### YOUR OBJECTIVE
Everything in the records must be copied exactly, apart from the pictures.

### TASK MATERIAL
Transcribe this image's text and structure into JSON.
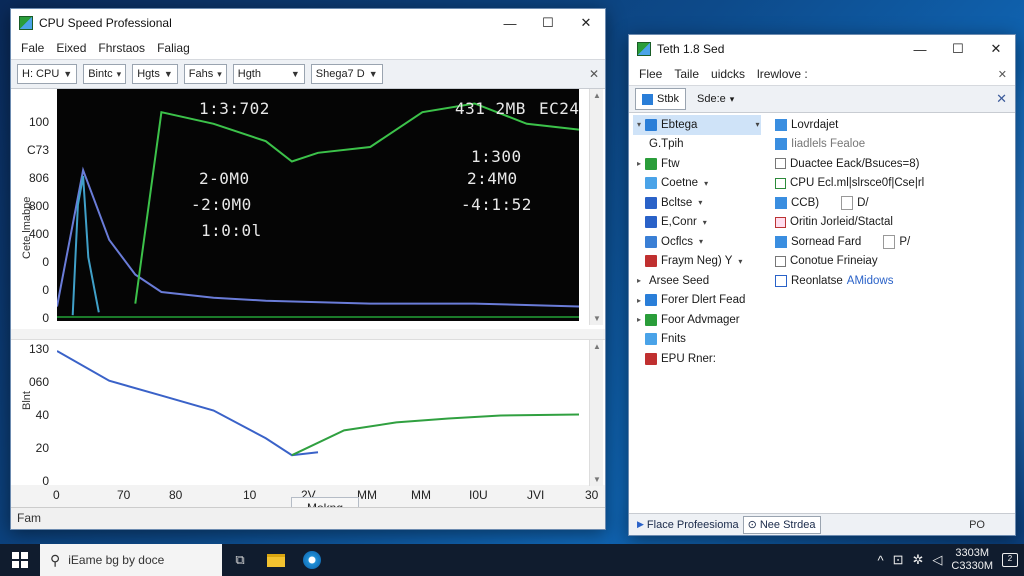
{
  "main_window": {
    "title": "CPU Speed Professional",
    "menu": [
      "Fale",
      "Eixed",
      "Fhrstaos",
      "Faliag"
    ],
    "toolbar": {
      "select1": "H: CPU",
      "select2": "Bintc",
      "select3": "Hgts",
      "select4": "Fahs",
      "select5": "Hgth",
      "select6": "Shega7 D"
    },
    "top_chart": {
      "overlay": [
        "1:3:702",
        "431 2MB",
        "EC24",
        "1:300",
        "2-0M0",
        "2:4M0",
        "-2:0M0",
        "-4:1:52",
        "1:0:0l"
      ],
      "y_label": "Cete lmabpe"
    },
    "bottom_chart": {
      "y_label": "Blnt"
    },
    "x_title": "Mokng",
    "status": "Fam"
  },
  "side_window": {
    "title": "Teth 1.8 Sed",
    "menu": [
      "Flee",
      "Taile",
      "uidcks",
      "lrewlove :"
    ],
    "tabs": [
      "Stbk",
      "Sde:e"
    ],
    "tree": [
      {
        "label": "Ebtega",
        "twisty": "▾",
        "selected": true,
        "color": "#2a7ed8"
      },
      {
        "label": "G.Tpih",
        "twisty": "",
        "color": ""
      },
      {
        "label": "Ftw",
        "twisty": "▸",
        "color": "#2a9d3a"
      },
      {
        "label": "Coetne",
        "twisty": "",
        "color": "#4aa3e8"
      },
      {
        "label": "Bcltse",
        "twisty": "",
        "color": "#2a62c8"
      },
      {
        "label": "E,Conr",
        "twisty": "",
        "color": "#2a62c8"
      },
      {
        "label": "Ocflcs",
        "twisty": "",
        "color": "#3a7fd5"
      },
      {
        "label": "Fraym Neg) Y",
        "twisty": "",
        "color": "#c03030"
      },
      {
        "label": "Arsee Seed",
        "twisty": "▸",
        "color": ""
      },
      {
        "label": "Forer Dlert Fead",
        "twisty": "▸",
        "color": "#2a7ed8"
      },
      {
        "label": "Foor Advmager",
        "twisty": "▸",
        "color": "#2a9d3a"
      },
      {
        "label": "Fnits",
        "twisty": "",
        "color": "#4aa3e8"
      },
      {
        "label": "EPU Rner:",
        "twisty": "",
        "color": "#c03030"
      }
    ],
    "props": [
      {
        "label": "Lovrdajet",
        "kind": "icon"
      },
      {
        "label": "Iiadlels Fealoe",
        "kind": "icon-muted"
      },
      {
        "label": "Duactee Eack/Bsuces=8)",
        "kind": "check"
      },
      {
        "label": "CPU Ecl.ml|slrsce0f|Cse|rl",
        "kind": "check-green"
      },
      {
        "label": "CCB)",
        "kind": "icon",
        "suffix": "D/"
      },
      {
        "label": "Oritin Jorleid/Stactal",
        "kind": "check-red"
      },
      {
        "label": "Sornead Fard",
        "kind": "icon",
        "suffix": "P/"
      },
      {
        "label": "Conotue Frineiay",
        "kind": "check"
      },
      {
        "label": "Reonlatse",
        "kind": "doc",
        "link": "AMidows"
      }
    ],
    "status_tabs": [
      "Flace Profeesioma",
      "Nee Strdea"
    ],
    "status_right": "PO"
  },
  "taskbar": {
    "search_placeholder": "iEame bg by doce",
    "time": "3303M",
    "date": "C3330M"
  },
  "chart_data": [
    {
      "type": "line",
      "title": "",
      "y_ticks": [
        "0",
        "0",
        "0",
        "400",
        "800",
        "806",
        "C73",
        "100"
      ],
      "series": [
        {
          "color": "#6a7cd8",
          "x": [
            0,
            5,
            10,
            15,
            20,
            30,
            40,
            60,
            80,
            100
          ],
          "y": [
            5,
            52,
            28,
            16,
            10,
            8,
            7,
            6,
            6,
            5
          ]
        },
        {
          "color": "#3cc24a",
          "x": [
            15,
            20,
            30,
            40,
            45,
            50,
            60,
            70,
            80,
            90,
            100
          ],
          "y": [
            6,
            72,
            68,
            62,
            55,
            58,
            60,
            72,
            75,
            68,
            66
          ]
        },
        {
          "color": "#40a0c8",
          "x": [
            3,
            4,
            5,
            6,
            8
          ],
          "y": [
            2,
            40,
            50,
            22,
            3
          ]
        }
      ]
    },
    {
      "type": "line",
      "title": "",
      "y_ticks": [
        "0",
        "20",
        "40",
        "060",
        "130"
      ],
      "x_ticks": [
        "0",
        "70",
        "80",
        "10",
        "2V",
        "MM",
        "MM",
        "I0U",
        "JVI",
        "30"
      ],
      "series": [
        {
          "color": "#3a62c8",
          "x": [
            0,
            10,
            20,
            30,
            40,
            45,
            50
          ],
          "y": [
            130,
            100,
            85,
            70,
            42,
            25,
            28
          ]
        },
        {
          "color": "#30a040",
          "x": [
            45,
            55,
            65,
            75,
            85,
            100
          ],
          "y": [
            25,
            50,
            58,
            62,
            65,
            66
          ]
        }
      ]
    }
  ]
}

### ANSWER BOX
Transcribe this image's text and structure into JSON.
{
  "main_window": {
    "title": "CPU Speed Professional",
    "menu": [
      "Fale",
      "Eixed",
      "Fhrstaos",
      "Faliag"
    ],
    "toolbar": {
      "select1": "H: CPU",
      "select2": "Bintc",
      "select3": "Hgts",
      "select4": "Fahs",
      "select5": "Hgth",
      "select6": "Shega7 D"
    },
    "top_chart": {
      "overlay": [
        "1:3:702",
        "431 2MB",
        "EC24",
        "1:300",
        "2-0M0",
        "2:4M0",
        "-2:0M0",
        "-4:1:52",
        "1:0:0l"
      ],
      "y_label": "Cete lmabpe"
    },
    "bottom_chart": {
      "y_label": "Blnt"
    },
    "x_title": "Mokng",
    "status": "Fam"
  },
  "side_window": {
    "title": "Teth 1.8 Sed",
    "menu": [
      "Flee",
      "Taile",
      "uidcks",
      "lrewlove :"
    ],
    "tabs": [
      "Stbk",
      "Sde:e"
    ],
    "tree": [
      {
        "label": "Ebtega",
        "twisty": "▾",
        "selected": true,
        "color": "#2a7ed8"
      },
      {
        "label": "G.Tpih",
        "twisty": "",
        "color": ""
      },
      {
        "label": "Ftw",
        "twisty": "▸",
        "color": "#2a9d3a"
      },
      {
        "label": "Coetne",
        "twisty": "",
        "color": "#4aa3e8"
      },
      {
        "label": "Bcltse",
        "twisty": "",
        "color": "#2a62c8"
      },
      {
        "label": "E,Conr",
        "twisty": "",
        "color": "#2a62c8"
      },
      {
        "label": "Ocflcs",
        "twisty": "",
        "color": "#3a7fd5"
      },
      {
        "label": "Fraym Neg) Y",
        "twisty": "",
        "color": "#c03030"
      },
      {
        "label": "Arsee Seed",
        "twisty": "▸",
        "color": ""
      },
      {
        "label": "Forer Dlert Fead",
        "twisty": "▸",
        "color": "#2a7ed8"
      },
      {
        "label": "Foor Advmager",
        "twisty": "▸",
        "color": "#2a9d3a"
      },
      {
        "label": "Fnits",
        "twisty": "",
        "color": "#4aa3e8"
      },
      {
        "label": "EPU Rner:",
        "twisty": "",
        "color": "#c03030"
      }
    ],
    "props": [
      {
        "label": "Lovrdajet",
        "kind": "icon"
      },
      {
        "label": "Iiadlels Fealoe",
        "kind": "icon-muted"
      },
      {
        "label": "Duactee Eack/Bsuces=8)",
        "kind": "check"
      },
      {
        "label": "CPU Ecl.ml|slrsce0f|Cse|rl",
        "kind": "check-green"
      },
      {
        "label": "CCB)",
        "kind": "icon",
        "suffix": "D/"
      },
      {
        "label": "Oritin Jorleid/Stactal",
        "kind": "check-red"
      },
      {
        "label": "Sornead Fard",
        "kind": "icon",
        "suffix": "P/"
      },
      {
        "label": "Conotue Frineiay",
        "kind": "check"
      },
      {
        "label": "Reonlatse",
        "kind": "doc",
        "link": "AMidows"
      }
    ],
    "status_tabs": [
      "Flace Profeesioma",
      "Nee Strdea"
    ],
    "status_right": "PO"
  },
  "taskbar": {
    "search_placeholder": "iEame bg by doce",
    "time": "3303M",
    "date": "C3330M"
  },
  "chart_data": [
    {
      "type": "line",
      "title": "",
      "y_ticks": [
        "0",
        "0",
        "0",
        "400",
        "800",
        "806",
        "C73",
        "100"
      ],
      "series": [
        {
          "color": "#6a7cd8",
          "x": [
            0,
            5,
            10,
            15,
            20,
            30,
            40,
            60,
            80,
            100
          ],
          "y": [
            5,
            52,
            28,
            16,
            10,
            8,
            7,
            6,
            6,
            5
          ]
        },
        {
          "color": "#3cc24a",
          "x": [
            15,
            20,
            30,
            40,
            45,
            50,
            60,
            70,
            80,
            90,
            100
          ],
          "y": [
            6,
            72,
            68,
            62,
            55,
            58,
            60,
            72,
            75,
            68,
            66
          ]
        },
        {
          "color": "#40a0c8",
          "x": [
            3,
            4,
            5,
            6,
            8
          ],
          "y": [
            2,
            40,
            50,
            22,
            3
          ]
        }
      ]
    },
    {
      "type": "line",
      "title": "",
      "y_ticks": [
        "0",
        "20",
        "40",
        "060",
        "130"
      ],
      "x_ticks": [
        "0",
        "70",
        "80",
        "10",
        "2V",
        "MM",
        "MM",
        "I0U",
        "JVI",
        "30"
      ],
      "series": [
        {
          "color": "#3a62c8",
          "x": [
            0,
            10,
            20,
            30,
            40,
            45,
            50
          ],
          "y": [
            130,
            100,
            85,
            70,
            42,
            25,
            28
          ]
        },
        {
          "color": "#30a040",
          "x": [
            45,
            55,
            65,
            75,
            85,
            100
          ],
          "y": [
            25,
            50,
            58,
            62,
            65,
            66
          ]
        }
      ]
    }
  ]
}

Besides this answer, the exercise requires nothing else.